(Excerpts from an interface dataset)

◆ ◆ ◆ ◆ ◆ ◆ ◆

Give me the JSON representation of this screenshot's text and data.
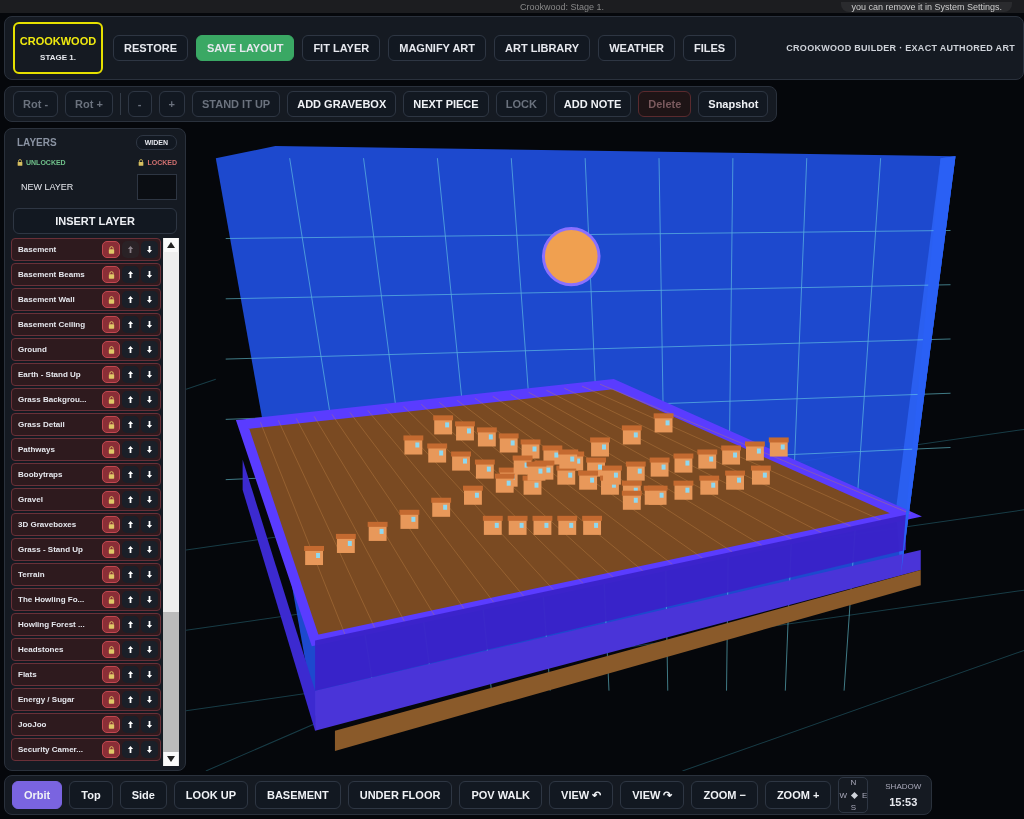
{
  "system_bar": {
    "title": "Crookwood: Stage 1.",
    "notice": "you can remove it in System Settings."
  },
  "header": {
    "logo": {
      "title": "CROOKWOOD",
      "subtitle": "STAGE 1."
    },
    "buttons": [
      {
        "label": "RESTORE",
        "kind": "normal"
      },
      {
        "label": "SAVE LAYOUT",
        "kind": "primary"
      },
      {
        "label": "FIT LAYER",
        "kind": "normal"
      },
      {
        "label": "MAGNIFY ART",
        "kind": "normal"
      },
      {
        "label": "ART LIBRARY",
        "kind": "normal"
      },
      {
        "label": "WEATHER",
        "kind": "normal"
      },
      {
        "label": "FILES",
        "kind": "normal"
      }
    ],
    "caption": "CROOKWOOD BUILDER · EXACT AUTHORED ART"
  },
  "toolbar": [
    {
      "label": "Rot -",
      "kind": "normal",
      "disabled": true
    },
    {
      "label": "Rot +",
      "kind": "normal",
      "disabled": true
    },
    {
      "label": "-",
      "kind": "normal",
      "disabled": true
    },
    {
      "label": "+",
      "kind": "normal",
      "disabled": true
    },
    {
      "label": "STAND IT UP",
      "kind": "normal",
      "disabled": true
    },
    {
      "label": "ADD GRAVEBOX",
      "kind": "normal",
      "disabled": false
    },
    {
      "label": "NEXT PIECE",
      "kind": "normal",
      "disabled": false
    },
    {
      "label": "LOCK",
      "kind": "normal",
      "disabled": true
    },
    {
      "label": "ADD NOTE",
      "kind": "normal",
      "disabled": false
    },
    {
      "label": "Delete",
      "kind": "danger",
      "disabled": true
    },
    {
      "label": "Snapshot",
      "kind": "normal",
      "disabled": false
    }
  ],
  "layers_panel": {
    "title": "LAYERS",
    "widen": "WIDEN",
    "legend_unlocked": "UNLOCKED",
    "legend_locked": "LOCKED",
    "new_layer_label": "NEW LAYER",
    "insert": "INSERT LAYER",
    "layers": [
      {
        "name": "Basement",
        "locked": true
      },
      {
        "name": "Basement Beams",
        "locked": true
      },
      {
        "name": "Basement Wall",
        "locked": true
      },
      {
        "name": "Basement Ceiling",
        "locked": true
      },
      {
        "name": "Ground",
        "locked": true
      },
      {
        "name": "Earth - Stand Up",
        "locked": true
      },
      {
        "name": "Grass Backgrou...",
        "locked": true
      },
      {
        "name": "Grass Detail",
        "locked": true
      },
      {
        "name": "Pathways",
        "locked": true
      },
      {
        "name": "Boobytraps",
        "locked": true
      },
      {
        "name": "Gravel",
        "locked": true
      },
      {
        "name": "3D Graveboxes",
        "locked": true
      },
      {
        "name": "Grass - Stand Up",
        "locked": true
      },
      {
        "name": "Terrain",
        "locked": true
      },
      {
        "name": "The Howling Fo...",
        "locked": true
      },
      {
        "name": "Howling Forest ...",
        "locked": true
      },
      {
        "name": "Headstones",
        "locked": true
      },
      {
        "name": "Flats",
        "locked": true
      },
      {
        "name": "Energy / Sugar",
        "locked": true
      },
      {
        "name": "JooJoo",
        "locked": true
      },
      {
        "name": "Security Camer...",
        "locked": true
      }
    ]
  },
  "view_bar": {
    "buttons": [
      {
        "label": "Orbit",
        "selected": true
      },
      {
        "label": "Top",
        "selected": false
      },
      {
        "label": "Side",
        "selected": false
      },
      {
        "label": "LOOK UP",
        "selected": false
      },
      {
        "label": "BASEMENT",
        "selected": false
      },
      {
        "label": "UNDER FLOOR",
        "selected": false
      },
      {
        "label": "POV WALK",
        "selected": false
      },
      {
        "label": "VIEW ↶",
        "selected": false
      },
      {
        "label": "VIEW ↷",
        "selected": false
      },
      {
        "label": "ZOOM −",
        "selected": false
      },
      {
        "label": "ZOOM +",
        "selected": false
      }
    ],
    "compass": {
      "n": "N",
      "w": "W",
      "e": "E",
      "s": "S"
    },
    "shadow": {
      "label": "SHADOW",
      "time": "15:53"
    }
  }
}
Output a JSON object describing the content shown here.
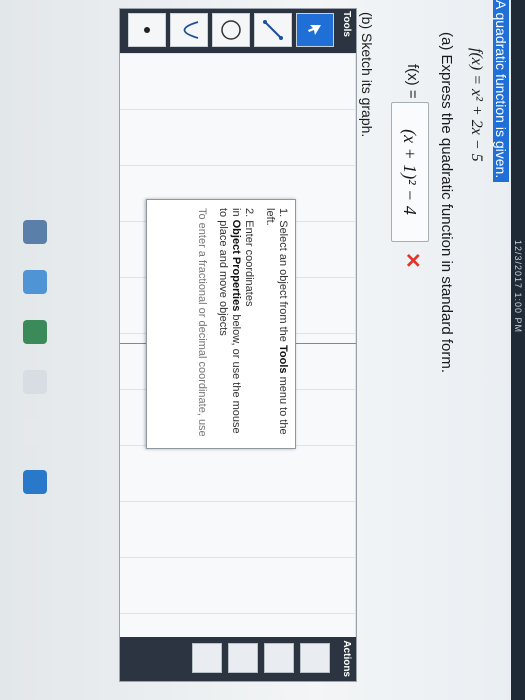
{
  "header": {
    "title": "A quadratic function is given.",
    "clock": "12/3/2017 1:00 PM"
  },
  "problem": {
    "function": "f(x) = x² + 2x − 5",
    "part_a": "(a) Express the quadratic function in standard form.",
    "fx_label": "f(x) =",
    "answer": "(x + 1)² − 4",
    "part_b": "(b) Sketch its graph."
  },
  "tools": {
    "title": "Tools",
    "items": [
      "pointer-icon",
      "line-icon",
      "circle-icon",
      "parabola-icon",
      "point-icon"
    ]
  },
  "actions": {
    "title": "Actions"
  },
  "tooltip": {
    "step1": "1. Select an object from the",
    "step1_bold": "Tools",
    "step1_rest": "menu to the left.",
    "step2": "2. Enter coordinates",
    "step2_in": "in",
    "step2_bold": "Object Properties",
    "step2_rest": "below, or use the mouse to place and move objects",
    "step3": "To enter a fractional or decimal coordinate, use"
  },
  "colors": {
    "accent": "#1f6fd6",
    "error": "#e0352b"
  }
}
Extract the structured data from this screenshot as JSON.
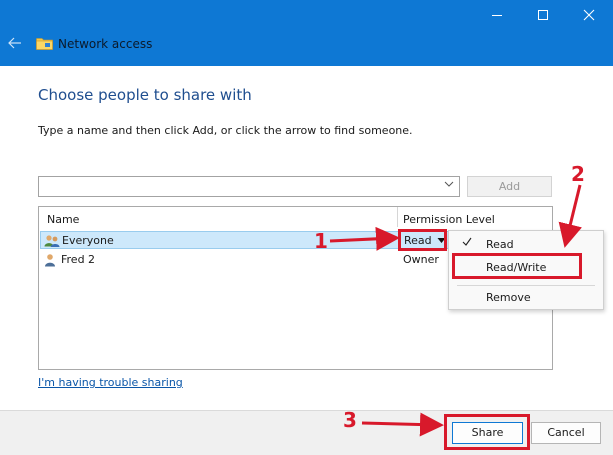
{
  "window": {
    "title": "Network access"
  },
  "heading": "Choose people to share with",
  "instruction": "Type a name and then click Add, or click the arrow to find someone.",
  "add_button": "Add",
  "list": {
    "columns": [
      "Name",
      "Permission Level"
    ],
    "rows": [
      {
        "name": "Everyone",
        "permission": "Read"
      },
      {
        "name": "Fred 2",
        "permission": "Owner"
      }
    ]
  },
  "menu": {
    "items": [
      {
        "label": "Read",
        "checked": true
      },
      {
        "label": "Read/Write",
        "checked": false
      },
      {
        "label": "Remove",
        "checked": false
      }
    ]
  },
  "trouble_link": "I'm having trouble sharing",
  "buttons": {
    "share": "Share",
    "cancel": "Cancel"
  },
  "annotations": {
    "step1": "1",
    "step2": "2",
    "step3": "3"
  },
  "colors": {
    "titlebar": "#0e78d4",
    "heading": "#1f4e8f",
    "annotation": "#d8192b",
    "selection": "#cde8fb"
  },
  "icons": [
    "minimize-icon",
    "maximize-icon",
    "close-icon",
    "back-arrow-icon",
    "folder-icon",
    "group-users-icon",
    "user-icon",
    "chevron-down-icon",
    "checkmark-icon",
    "dropdown-triangle-icon"
  ]
}
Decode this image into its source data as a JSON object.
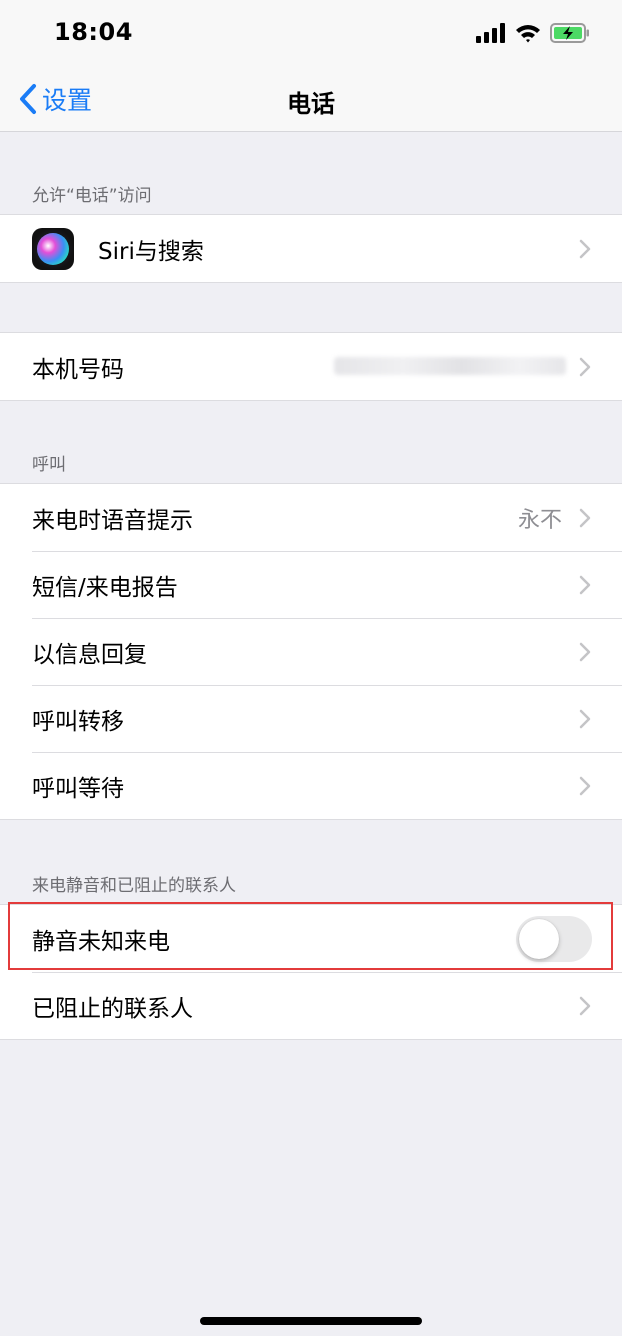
{
  "status_bar": {
    "time": "18:04",
    "icons": [
      "signal-icon",
      "wifi-icon",
      "battery-charging-icon"
    ],
    "battery_color": "#4cd964"
  },
  "nav": {
    "back_label": "设置",
    "title": "电话",
    "accent_color": "#1a7cf6"
  },
  "sections": {
    "allow_access_header": "允许“电话”访问",
    "siri_row": {
      "label": "Siri与搜索",
      "icon": "siri-icon"
    },
    "my_number_row": {
      "label": "本机号码"
    },
    "calls_header": "呼叫",
    "calls": [
      {
        "label": "来电时语音提示",
        "value": "永不"
      },
      {
        "label": "短信/来电报告"
      },
      {
        "label": "以信息回复"
      },
      {
        "label": "呼叫转移"
      },
      {
        "label": "呼叫等待"
      }
    ],
    "silence_header": "来电静音和已阻止的联系人",
    "silence_unknown": {
      "label": "静音未知来电",
      "toggle_on": false
    },
    "blocked_row": {
      "label": "已阻止的联系人"
    }
  },
  "highlight_color": "#e33b3b"
}
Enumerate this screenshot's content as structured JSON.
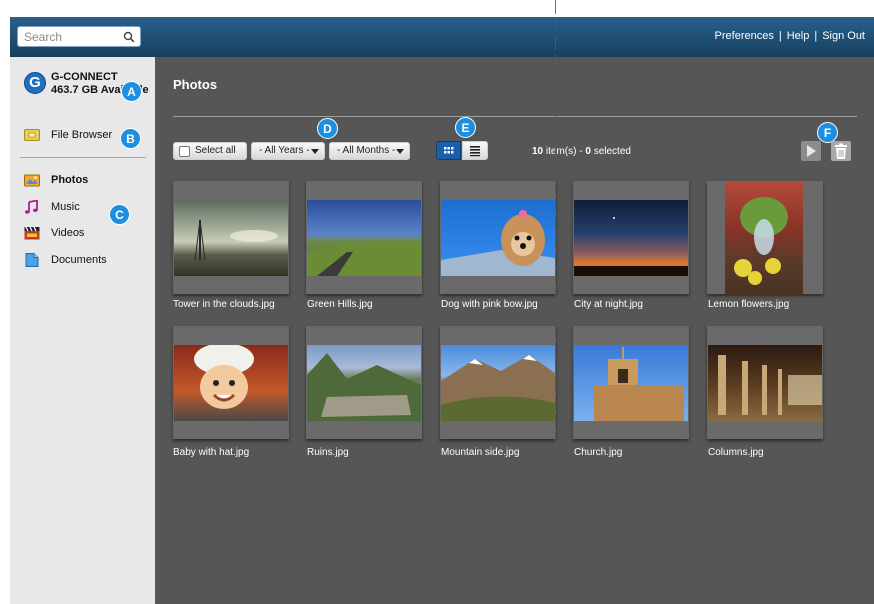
{
  "search": {
    "placeholder": "Search"
  },
  "header_links": {
    "preferences": "Preferences",
    "help": "Help",
    "sign_out": "Sign Out",
    "separator": "|"
  },
  "drive": {
    "name": "G-CONNECT",
    "available": "463.7 GB Available"
  },
  "sidebar": {
    "file_browser": "File Browser",
    "items": [
      {
        "label": "Photos",
        "icon": "photos-icon",
        "active": true
      },
      {
        "label": "Music",
        "icon": "music-note-icon"
      },
      {
        "label": "Videos",
        "icon": "clapperboard-icon"
      },
      {
        "label": "Documents",
        "icon": "document-icon"
      }
    ]
  },
  "main": {
    "title": "Photos",
    "select_all": "Select all",
    "years_filter": "- All Years -",
    "months_filter": "- All Months -",
    "item_count": "10",
    "item_word": "item(s) -",
    "selected_count": "0",
    "selected_word": "selected",
    "view_mode": "grid"
  },
  "photos": [
    {
      "name": "Tower in the clouds.jpg"
    },
    {
      "name": "Green Hills.jpg"
    },
    {
      "name": "Dog with pink bow.jpg"
    },
    {
      "name": "City at night.jpg"
    },
    {
      "name": "Lemon flowers.jpg"
    },
    {
      "name": "Baby with hat.jpg"
    },
    {
      "name": "Ruins.jpg"
    },
    {
      "name": "Mountain side.jpg"
    },
    {
      "name": "Church.jpg"
    },
    {
      "name": "Columns.jpg"
    }
  ],
  "callouts": {
    "a": "A",
    "b": "B",
    "c": "C",
    "d": "D",
    "e": "E",
    "f": "F"
  },
  "colors": {
    "header": "#1f5380",
    "accent": "#1d8fe0",
    "content_bg": "#565656",
    "sidebar_bg": "#e8e8e8",
    "guide": "#c0206a"
  }
}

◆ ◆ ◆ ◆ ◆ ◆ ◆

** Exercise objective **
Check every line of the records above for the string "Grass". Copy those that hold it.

** Output of the exercise **
        "name": "Grass Backgrou...",
        "name": "Grass Detail",
        "name": "Grass - Stand Up",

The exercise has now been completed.